“Rising gently from the tornado of clothes, shoes and everything else Rand had collected in his closet over the years, I carefully replaced each clear plastic bag into their rightful homes. They were never meant to end up in my shaking hands. Every jacket was re-hung, each shoe put back on its shelf. Tee shirts, socks, underwear, white cotton hankies all re-folded. Rand’s crimson colored embroidered handkerchiefs remained untouched once again in the back of his top drawer as I pushed it closed and turned off the lights.”
The revelation of Rand’s betrayal in his Manhattan closet 8 years ago was a small window of our life together but a scene I thought I would never expose. The encouragement from my first-ever reading of my work combined with the constructive criticism of our writing samples throughout the week fueled my desire and motivation to write.
Gennaro’s Wine Bar, one of the few local restaurants opened during the offseason, was the perfect setting to celebrate our culmination to a productive week. Familiar now with each other’s heartfelt stories and the complexities of our individual lives, we drank wine, laughed, and overate while encouraging each other to pursue our newfound discoveries.

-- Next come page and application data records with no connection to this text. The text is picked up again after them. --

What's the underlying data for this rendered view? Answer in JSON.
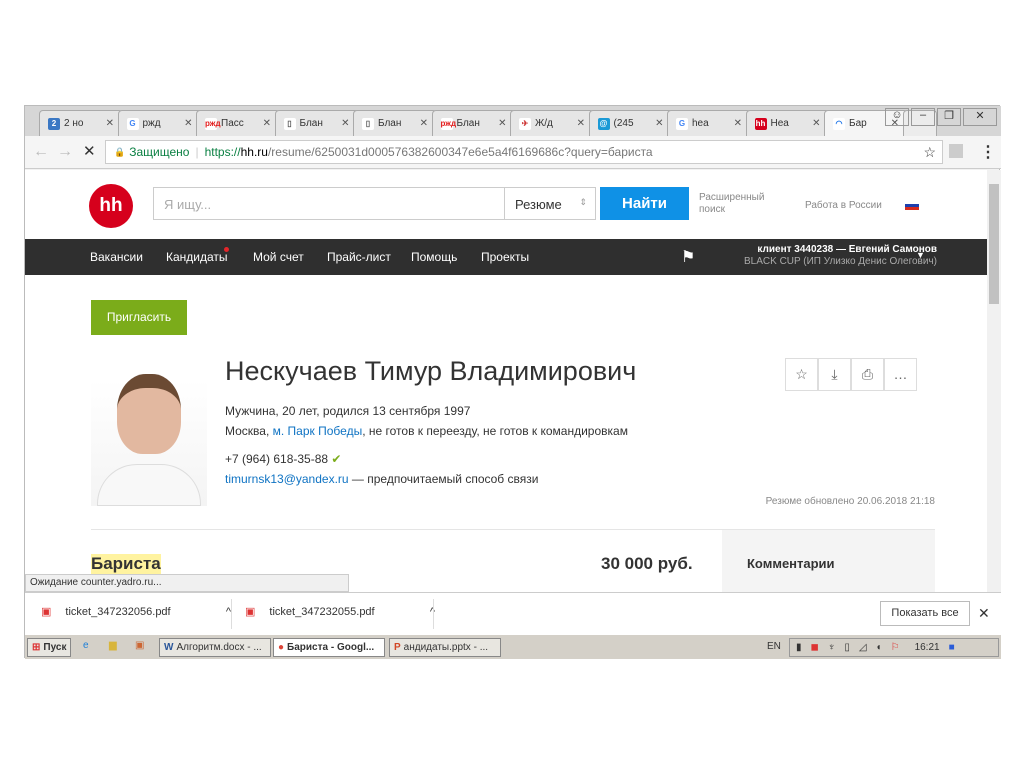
{
  "tabs": [
    {
      "label": "2 но",
      "icon": "2"
    },
    {
      "label": "ржд",
      "icon": "G"
    },
    {
      "label": "Пасс",
      "icon": "ржд"
    },
    {
      "label": "Блан",
      "icon": "doc"
    },
    {
      "label": "Блан",
      "icon": "doc"
    },
    {
      "label": "Блан",
      "icon": "ржд"
    },
    {
      "label": "Ж/д",
      "icon": "rail"
    },
    {
      "label": "(245",
      "icon": "mail"
    },
    {
      "label": "hea",
      "icon": "G"
    },
    {
      "label": "Hea",
      "icon": "hh"
    },
    {
      "label": "Бар",
      "icon": "loading"
    }
  ],
  "address": {
    "secure": "Защищено",
    "scheme": "https://",
    "host": "hh.ru",
    "path": "/resume/6250031d000576382600347e6e5a4f6169686c?query=бариста"
  },
  "header": {
    "logo": "hh",
    "search_placeholder": "Я ищу...",
    "select": "Резюме",
    "find": "Найти",
    "advanced": "Расширенный поиск",
    "work_russia": "Работа в России"
  },
  "nav": {
    "items": [
      "Вакансии",
      "Кандидаты",
      "Мой счет",
      "Прайс-лист",
      "Помощь",
      "Проекты"
    ],
    "client": "клиент 3440238 — Евгений Самонов",
    "company": "BLACK CUP (ИП Улизко Денис Олегович)"
  },
  "resume": {
    "invite": "Пригласить",
    "name": "Нескучаев Тимур Владимирович",
    "info": "Мужчина, 20 лет, родился 13 сентября 1997",
    "city": "Москва, ",
    "metro": "м. Парк Победы",
    "relocation": ", не готов к переезду, не готов к командировкам",
    "phone": "+7 (964) 618-35-88",
    "email": "timurnsk13@yandex.ru",
    "email_note": " — предпочитаемый способ связи",
    "updated": "Резюме обновлено 20.06.2018 21:18",
    "position": "Бариста",
    "salary": "30 000 руб.",
    "comments": "Комментарии"
  },
  "status": "Ожидание counter.yadro.ru...",
  "downloads": {
    "files": [
      "ticket_347232056.pdf",
      "ticket_347232055.pdf"
    ],
    "show_all": "Показать все"
  },
  "taskbar": {
    "start": "Пуск",
    "items": [
      "Алгоритм.docx - ...",
      "Бариста - Googl...",
      "андидаты.pptx - ..."
    ],
    "lang": "EN",
    "time": "16:21"
  }
}
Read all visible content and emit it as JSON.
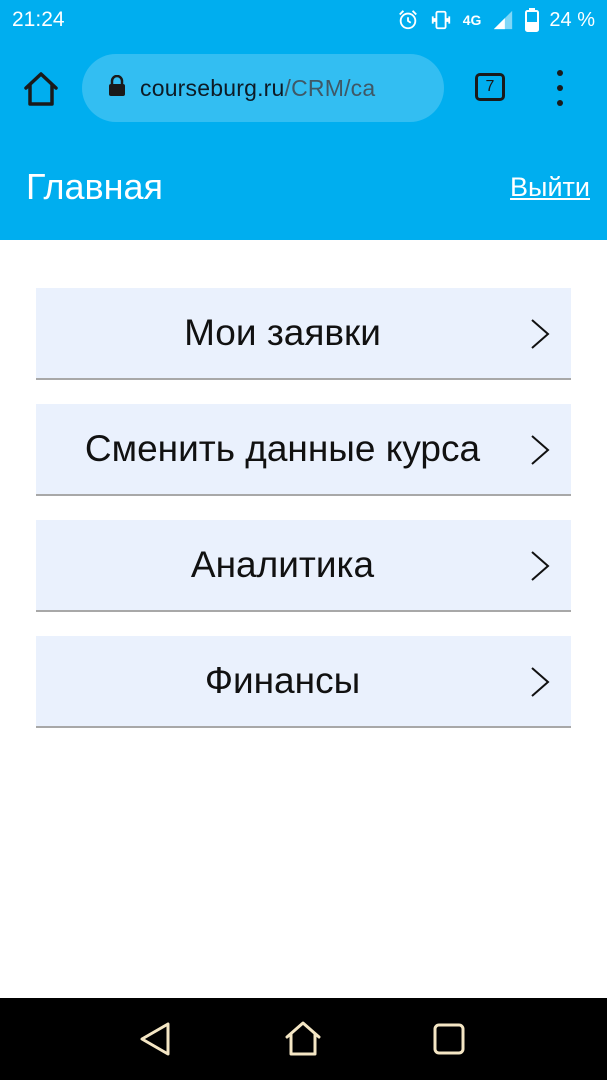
{
  "status_bar": {
    "time": "21:24",
    "network": "4G",
    "battery": "24 %",
    "icons": [
      "alarm-icon",
      "vibrate-icon",
      "signal-icon",
      "battery-icon"
    ]
  },
  "browser": {
    "url_domain": "courseburg.ru",
    "url_path": "/CRM/ca",
    "tab_count": "7",
    "icons": [
      "home-icon",
      "lock-icon",
      "tabs-icon",
      "more-vert-icon"
    ]
  },
  "header": {
    "title": "Главная",
    "logout_label": "Выйти"
  },
  "menu": {
    "items": [
      {
        "label": "Мои заявки"
      },
      {
        "label": "Сменить данные курса"
      },
      {
        "label": "Аналитика"
      },
      {
        "label": "Финансы"
      }
    ]
  },
  "nav_bar": {
    "icons": [
      "back-icon",
      "home-icon",
      "recents-icon"
    ]
  },
  "colors": {
    "accent": "#00aeef",
    "menu_item_bg": "#eaf1fd",
    "menu_item_border": "#a8a8a8"
  }
}
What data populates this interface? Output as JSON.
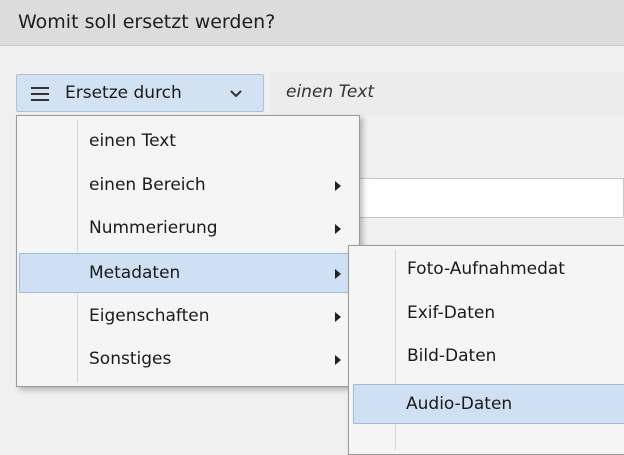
{
  "dialog": {
    "title": "Womit soll ersetzt werden?"
  },
  "toolbar": {
    "replace_button_label": "Ersetze durch",
    "current_value": "einen Text",
    "menu_icon": "hamburger-icon",
    "dropdown_icon": "chevron-down-icon"
  },
  "menu": {
    "items": [
      {
        "label": "einen Text",
        "submenu": false
      },
      {
        "label": "einen Bereich",
        "submenu": true
      },
      {
        "label": "Nummerierung",
        "submenu": true
      },
      {
        "label": "Metadaten",
        "submenu": true,
        "selected": true
      },
      {
        "label": "Eigenschaften",
        "submenu": true
      },
      {
        "label": "Sonstiges",
        "submenu": true
      }
    ]
  },
  "submenu": {
    "items": [
      {
        "label": "Foto-Aufnahmedat"
      },
      {
        "label": "Exif-Daten"
      },
      {
        "label": "Bild-Daten"
      },
      {
        "label": "Audio-Daten",
        "selected": true
      }
    ]
  },
  "colors": {
    "selection": "#cfe0f4",
    "selection_border": "#9dbde0",
    "header_bg": "#dcdcdc"
  }
}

With the intricacies of my path towards writing a memoir slightly clearer, I left the week energized, inspired and enthusiastic to continue my journey. I have no doubt that on a future trip to Praiano, when I read from the pages of my newly published book, I will be thanking the readers in the audience for fostering my creative process in this coastal village along the Amalfi coast – unquestionably one of the most beautifully-preserved destinations in the world.